__Problem to solve__.
Each entry below is to be reproduced exactly, though any pictures it holds must be omitted.

__Data under study__.
☆ ☆ ☆ ☆ ☆
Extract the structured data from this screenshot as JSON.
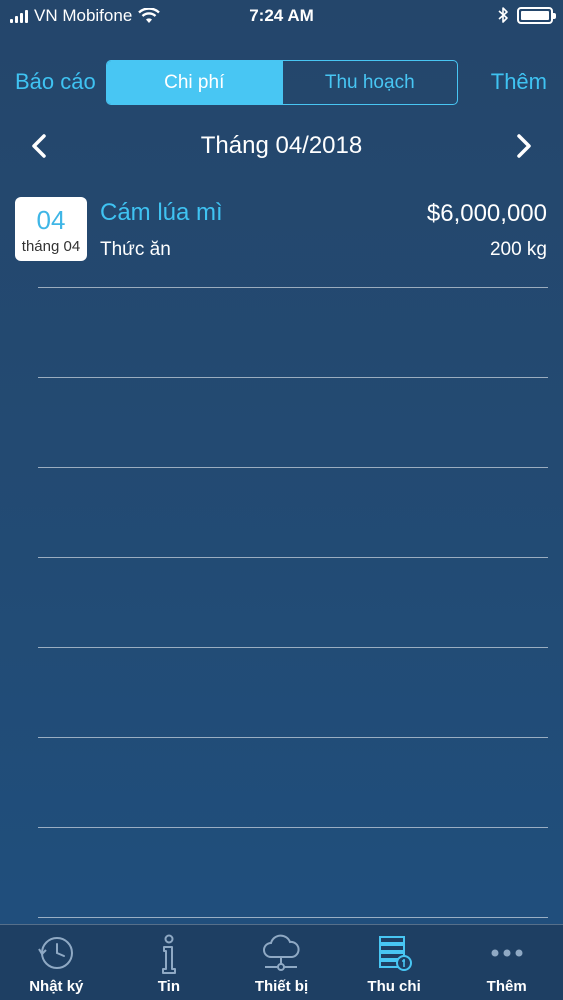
{
  "status_bar": {
    "carrier": "VN Mobifone",
    "time": "7:24 AM",
    "battery_percent": 100
  },
  "nav": {
    "left_label": "Báo cáo",
    "right_label": "Thêm",
    "segments": [
      "Chi phí",
      "Thu hoạch"
    ],
    "selected_segment": "Chi phí"
  },
  "month": {
    "title": "Tháng 04/2018"
  },
  "entries": [
    {
      "day": "04",
      "month_label": "tháng 04",
      "title": "Cám lúa mì",
      "amount": "$6,000,000",
      "category": "Thức ăn",
      "quantity": "200 kg"
    }
  ],
  "tabs": [
    {
      "label": "Nhật ký",
      "icon": "clock-icon"
    },
    {
      "label": "Tin",
      "icon": "info-icon"
    },
    {
      "label": "Thiết bị",
      "icon": "cloud-network-icon"
    },
    {
      "label": "Thu chi",
      "icon": "money-stack-icon"
    },
    {
      "label": "Thêm",
      "icon": "more-dots-icon"
    }
  ],
  "active_tab": "Thu chi",
  "colors": {
    "accent": "#3fc3f2",
    "background_top": "#24466b",
    "background_bottom": "#1f4f7e",
    "tabbar": "#1e3f63"
  }
}
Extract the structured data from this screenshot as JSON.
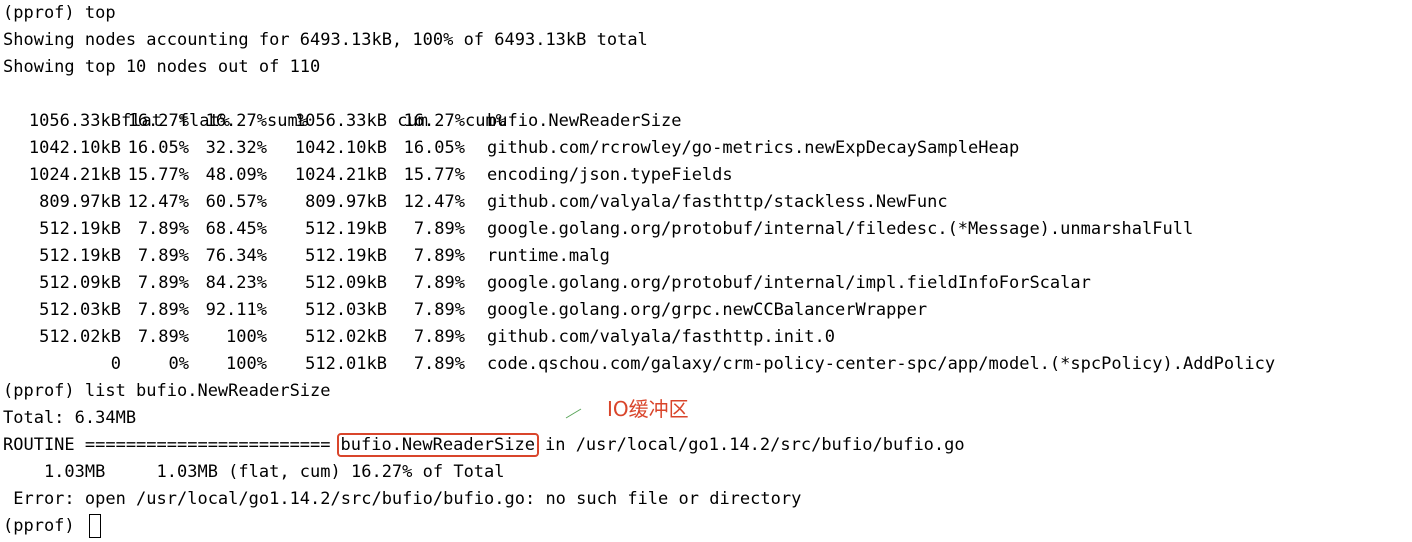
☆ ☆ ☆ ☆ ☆
__Response__.
Extract the structured data from this screenshot as JSON.
{
  "status_bar": {
    "carrier": "VN Mobifone",
    "time": "7:24 AM",
    "battery_percent": 100
  },
  "nav": {
    "left_label": "Báo cáo",
    "right_label": "Thêm",
    "segments": [
      "Chi phí",
      "Thu hoạch"
    ],
    "selected_segment": "Chi phí"
  },
  "month": {
    "title": "Tháng 04/2018"
  },
  "entries": [
    {
      "day": "04",
      "month_label": "tháng 04",
      "title": "Cám lúa mì",
      "amount": "$6,000,000",
      "category": "Thức ăn",
      "quantity": "200 kg"
    }
  ],
  "tabs": [
    {
      "label": "Nhật ký",
      "icon": "clock-icon"
    },
    {
      "label": "Tin",
      "icon": "info-icon"
    },
    {
      "label": "Thiết bị",
      "icon": "cloud-network-icon"
    },
    {
      "label": "Thu chi",
      "icon": "money-stack-icon"
    },
    {
      "label": "Thêm",
      "icon": "more-dots-icon"
    }
  ],
  "active_tab": "Thu chi",
  "colors": {
    "accent": "#3fc3f2",
    "background_top": "#24466b",
    "background_bottom": "#1f4f7e",
    "tabbar": "#1e3f63"
  }
}
Extract the structured data from this screenshot as JSON.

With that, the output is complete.